If you thought having one roommate was challenging, try having three. That’s the situation that some new students have found themselves in as Housing and Residence Life converted residence hall lounges into four-person suites to make room for incoming students.
“Based on the last number I heard, we are at 110% capacity,” said Director of Housing and Residence Life Kathleen Baker in regards to Seattle University’s housing overload for fall quarter.
Associate Director of Housing Timothy Albert said that gentrification and crime are the two main reasons for the overload. Escalating rent prices of the luxurious apartments surrounding Seattle U are driving students to pursue the comparatively affordable on-campus housing.
Baker explained the housing process to The Spectator.
“We have to leave a certain number of beds open for first and second year students that have to live on campus. So usually we offer up these spaces [in the spring], students sign up and over the summer there’s always a certain number of cancellations. We count on that. But this year we did not get the same number of cancellations that has traditionally happened so the spaces we expected to open up didn’t.”
In an email issued to all upperclassmen living in the Murphy apartments, Housing and Residence Life announced that the monetary penalty to withdraw from on-campus housing, typically strictly enforced, would be lifted this year. This change is an attempt to encourage students who have the option to live off-campus to do so, thus allowing incoming new students on-campus housing.
“As it turns out, that didn’t get us as many bed spaces. But when you’re trying to house, it’s always a numbers game. It’s not about getting thirty or forty beds, it’s just one here and one there,” Albert said. He added that every couple of days, a new student contacts Seattle U’s housing office requesting on-campus accommodations.
“At one point, we had over 50 [students] without beds… We don’t want to leave students out in the cold… That’s a priority,” Albert said of the overload of underclassmen requesting on-campus housing.
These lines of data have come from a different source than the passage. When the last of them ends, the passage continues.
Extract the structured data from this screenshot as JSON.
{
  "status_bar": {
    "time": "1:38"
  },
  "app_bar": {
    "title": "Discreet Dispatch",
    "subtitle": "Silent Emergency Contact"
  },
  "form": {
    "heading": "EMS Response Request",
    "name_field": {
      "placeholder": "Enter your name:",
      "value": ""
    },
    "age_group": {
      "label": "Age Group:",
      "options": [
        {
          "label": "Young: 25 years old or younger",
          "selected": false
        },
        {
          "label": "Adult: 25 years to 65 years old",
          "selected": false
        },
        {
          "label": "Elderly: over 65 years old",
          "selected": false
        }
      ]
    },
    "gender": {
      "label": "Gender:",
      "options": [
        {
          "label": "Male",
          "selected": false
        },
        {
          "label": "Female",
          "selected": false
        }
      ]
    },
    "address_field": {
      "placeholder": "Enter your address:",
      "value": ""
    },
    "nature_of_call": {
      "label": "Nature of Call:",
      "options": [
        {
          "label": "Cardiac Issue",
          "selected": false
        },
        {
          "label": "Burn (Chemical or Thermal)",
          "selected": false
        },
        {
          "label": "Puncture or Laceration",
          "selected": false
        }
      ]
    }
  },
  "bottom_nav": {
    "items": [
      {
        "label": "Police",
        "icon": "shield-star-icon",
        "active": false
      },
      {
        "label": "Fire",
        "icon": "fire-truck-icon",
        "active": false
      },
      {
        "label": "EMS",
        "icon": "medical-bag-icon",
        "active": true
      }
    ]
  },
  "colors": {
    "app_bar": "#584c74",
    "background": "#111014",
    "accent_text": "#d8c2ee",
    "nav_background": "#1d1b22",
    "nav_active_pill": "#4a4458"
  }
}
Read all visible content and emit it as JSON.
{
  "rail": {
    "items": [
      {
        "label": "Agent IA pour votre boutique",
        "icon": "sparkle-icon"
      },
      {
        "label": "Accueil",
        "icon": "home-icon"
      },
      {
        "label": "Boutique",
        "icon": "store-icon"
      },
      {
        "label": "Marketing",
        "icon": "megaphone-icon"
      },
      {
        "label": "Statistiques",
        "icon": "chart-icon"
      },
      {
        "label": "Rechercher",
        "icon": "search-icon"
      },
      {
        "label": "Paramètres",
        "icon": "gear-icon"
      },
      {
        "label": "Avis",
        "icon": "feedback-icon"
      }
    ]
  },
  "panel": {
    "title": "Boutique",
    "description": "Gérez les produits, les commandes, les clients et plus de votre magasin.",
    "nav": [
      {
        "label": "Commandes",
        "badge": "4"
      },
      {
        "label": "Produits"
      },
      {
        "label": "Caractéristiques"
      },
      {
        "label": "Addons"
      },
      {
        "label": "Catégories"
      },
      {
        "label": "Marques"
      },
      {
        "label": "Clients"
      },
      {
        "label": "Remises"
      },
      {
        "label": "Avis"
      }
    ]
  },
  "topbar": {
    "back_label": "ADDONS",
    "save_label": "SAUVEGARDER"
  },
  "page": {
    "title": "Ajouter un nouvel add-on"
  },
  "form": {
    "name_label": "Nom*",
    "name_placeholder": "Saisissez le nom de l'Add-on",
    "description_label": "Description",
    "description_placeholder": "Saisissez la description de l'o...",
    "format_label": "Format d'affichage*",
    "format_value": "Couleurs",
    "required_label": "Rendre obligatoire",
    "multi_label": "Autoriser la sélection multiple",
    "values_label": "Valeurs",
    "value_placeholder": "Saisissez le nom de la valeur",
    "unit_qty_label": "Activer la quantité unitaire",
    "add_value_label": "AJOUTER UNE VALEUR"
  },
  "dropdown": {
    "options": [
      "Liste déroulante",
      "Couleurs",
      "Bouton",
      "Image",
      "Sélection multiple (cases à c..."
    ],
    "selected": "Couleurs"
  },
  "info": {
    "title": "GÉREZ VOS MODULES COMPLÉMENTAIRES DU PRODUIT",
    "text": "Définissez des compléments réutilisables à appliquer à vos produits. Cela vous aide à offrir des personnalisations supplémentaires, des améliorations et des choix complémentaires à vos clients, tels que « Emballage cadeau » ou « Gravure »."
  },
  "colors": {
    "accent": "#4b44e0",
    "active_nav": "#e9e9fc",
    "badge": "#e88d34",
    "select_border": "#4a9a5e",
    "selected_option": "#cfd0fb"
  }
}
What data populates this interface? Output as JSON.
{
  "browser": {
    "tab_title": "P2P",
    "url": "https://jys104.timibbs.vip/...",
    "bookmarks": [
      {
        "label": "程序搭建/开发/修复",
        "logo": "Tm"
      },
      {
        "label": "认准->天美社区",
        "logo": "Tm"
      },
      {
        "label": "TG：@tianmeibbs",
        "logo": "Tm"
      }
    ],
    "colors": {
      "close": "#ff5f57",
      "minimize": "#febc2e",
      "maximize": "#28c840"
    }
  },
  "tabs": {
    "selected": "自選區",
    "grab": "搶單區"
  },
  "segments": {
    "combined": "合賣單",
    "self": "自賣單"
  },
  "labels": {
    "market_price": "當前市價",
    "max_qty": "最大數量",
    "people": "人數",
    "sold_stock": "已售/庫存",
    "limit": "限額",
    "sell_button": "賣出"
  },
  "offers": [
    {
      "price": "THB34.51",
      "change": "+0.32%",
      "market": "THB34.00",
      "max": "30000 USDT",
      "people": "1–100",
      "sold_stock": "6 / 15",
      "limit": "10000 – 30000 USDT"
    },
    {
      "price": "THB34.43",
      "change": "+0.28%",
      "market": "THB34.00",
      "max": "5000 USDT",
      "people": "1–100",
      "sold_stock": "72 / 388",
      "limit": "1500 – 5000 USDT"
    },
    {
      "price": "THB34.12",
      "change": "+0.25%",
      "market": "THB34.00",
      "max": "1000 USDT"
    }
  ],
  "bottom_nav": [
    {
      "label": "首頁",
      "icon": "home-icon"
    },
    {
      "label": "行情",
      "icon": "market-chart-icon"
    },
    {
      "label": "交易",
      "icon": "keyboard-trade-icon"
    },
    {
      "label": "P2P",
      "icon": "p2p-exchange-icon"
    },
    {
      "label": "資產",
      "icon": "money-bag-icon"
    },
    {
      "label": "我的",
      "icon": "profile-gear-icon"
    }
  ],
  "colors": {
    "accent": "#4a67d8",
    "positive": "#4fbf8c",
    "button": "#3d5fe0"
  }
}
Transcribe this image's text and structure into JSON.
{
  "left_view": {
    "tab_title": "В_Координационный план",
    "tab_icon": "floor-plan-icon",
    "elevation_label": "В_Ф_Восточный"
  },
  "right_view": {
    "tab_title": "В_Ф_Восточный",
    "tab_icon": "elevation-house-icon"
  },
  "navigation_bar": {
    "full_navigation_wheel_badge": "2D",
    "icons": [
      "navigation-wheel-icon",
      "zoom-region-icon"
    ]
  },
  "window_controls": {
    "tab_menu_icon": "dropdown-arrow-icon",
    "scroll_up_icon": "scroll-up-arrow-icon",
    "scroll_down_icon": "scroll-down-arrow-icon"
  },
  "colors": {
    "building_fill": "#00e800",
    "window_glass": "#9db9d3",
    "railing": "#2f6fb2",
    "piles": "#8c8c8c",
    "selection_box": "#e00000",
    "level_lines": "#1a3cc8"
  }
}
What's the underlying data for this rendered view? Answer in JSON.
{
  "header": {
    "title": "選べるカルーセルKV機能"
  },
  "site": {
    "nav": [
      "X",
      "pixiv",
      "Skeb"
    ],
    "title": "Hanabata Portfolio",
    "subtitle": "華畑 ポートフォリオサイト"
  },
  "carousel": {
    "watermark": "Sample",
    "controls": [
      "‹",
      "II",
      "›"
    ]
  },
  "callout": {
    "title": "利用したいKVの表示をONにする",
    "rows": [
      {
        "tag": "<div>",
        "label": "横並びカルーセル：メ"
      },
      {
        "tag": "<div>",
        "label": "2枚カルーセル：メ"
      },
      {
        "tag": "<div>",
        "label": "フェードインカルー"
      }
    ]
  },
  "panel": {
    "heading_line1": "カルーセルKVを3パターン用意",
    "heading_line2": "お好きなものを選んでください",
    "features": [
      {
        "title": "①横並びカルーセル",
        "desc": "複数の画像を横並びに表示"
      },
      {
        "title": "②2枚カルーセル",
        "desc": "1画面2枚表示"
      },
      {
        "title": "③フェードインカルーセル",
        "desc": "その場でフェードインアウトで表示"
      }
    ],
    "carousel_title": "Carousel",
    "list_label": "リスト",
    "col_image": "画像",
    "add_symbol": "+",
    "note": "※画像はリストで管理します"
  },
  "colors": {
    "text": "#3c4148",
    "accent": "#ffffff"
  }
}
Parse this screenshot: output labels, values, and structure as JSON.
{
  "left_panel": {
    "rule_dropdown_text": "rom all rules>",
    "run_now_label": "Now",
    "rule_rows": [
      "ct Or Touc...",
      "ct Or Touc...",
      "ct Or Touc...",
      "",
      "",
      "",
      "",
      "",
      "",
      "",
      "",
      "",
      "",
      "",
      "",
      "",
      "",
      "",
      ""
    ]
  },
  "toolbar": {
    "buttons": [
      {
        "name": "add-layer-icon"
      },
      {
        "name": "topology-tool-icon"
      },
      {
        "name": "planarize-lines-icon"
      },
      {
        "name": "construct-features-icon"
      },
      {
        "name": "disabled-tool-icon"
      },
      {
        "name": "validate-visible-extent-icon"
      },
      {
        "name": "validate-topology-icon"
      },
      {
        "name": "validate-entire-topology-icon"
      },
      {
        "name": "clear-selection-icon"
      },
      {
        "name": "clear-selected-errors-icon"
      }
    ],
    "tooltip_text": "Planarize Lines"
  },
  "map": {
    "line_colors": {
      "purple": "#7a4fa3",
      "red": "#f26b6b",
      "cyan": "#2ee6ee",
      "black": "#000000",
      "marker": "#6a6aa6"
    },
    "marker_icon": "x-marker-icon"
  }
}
He told The Spectator that freshmen will not be living in the Murphy apartments, All first-time freshmen seeking on-campus housing will be assigned to live in Bellarmine, Campion or Xavier.
Albert said that many incoming freshman seek out triples due to their affordable pricing and as an opportunity to meet additional new students. In all of the residence halls, several previously double rooms have been converted to triples. In Campion and Bellarmine halls, floor lounges have been converted to quads. He is hopeful that the quads will address the concerns of students who seek out triple rooms even more effectively.Laura Hoffman, a junior who lived in a Bellarmine double her freshman year, said that residence hall community is important. “I think you should have a typical year in the dorms living closely with another person,” she said. “I think they need to start investing in adding on to to Bellarmine or creating housing for students on campus.”
Rhiannon Jahns, another junior who lived in a Bellarmine double, said the quads seemed disorganized.
“I think they really need to rethink the housing situation.”
In reference to the additions of the triples and converted lounges, Albert said that the switch isn’t meant to be a permanent solution.
“That’s not the university’s plan,” he said. Albert added that with Seattle U’s current funding and budget plan, these accommodations make the most sense.
In the past, Seattle U has addressed housing overload concerns by purchasing the Kolvenbach Homes and Logan Court. Kolvenbach was designed as a distinctive housing option for those committed to service-learning and simple living. Kolvenbach is available to eight current students entering their sophomore, junior or senior years. Logan Court is a condominium style of living for upperclassmen undergraduate students, though Albert said Seattle U has previously placed graduate students there.
In the past nine years that Albert has been with Seattle U, nearly 500 beds have been added.
When asked if Seattle U is considering building additional residence halls, Albert said that it’s a possibility. “There is always talk of it,” he said. “We are faced with a myriad of challenges.”
He added that gentrification not only affects students seeking housing on Capitol Hill, but also the university, which struggles to compete with the growing prices of property.
“We’re in a neighborhood that is vibrant, a neighborhood that is growing but that also means that buying property is really expensive and difficult. And often, because of where we are, even when it’s something right next to campus, we are not the only ones looking at it and we’re not even the only institution looking at it.,” he said. “Seattle Academy is looking to
purchase… As downtown creeps this way it definitely becomes more expensive.”
Albert said that the crime rate is another reason for the rise in on campus housing requests.
“Crime hasn’t necessarily gotten worse, but people are more aware of it,” Albert said.
He attributes much of this awareness to Public Safety’s communication with students via email. Albert believes that parents see safety as “a growing concern,” one that is most effectively addressed by keeping Seattle U students living on campus.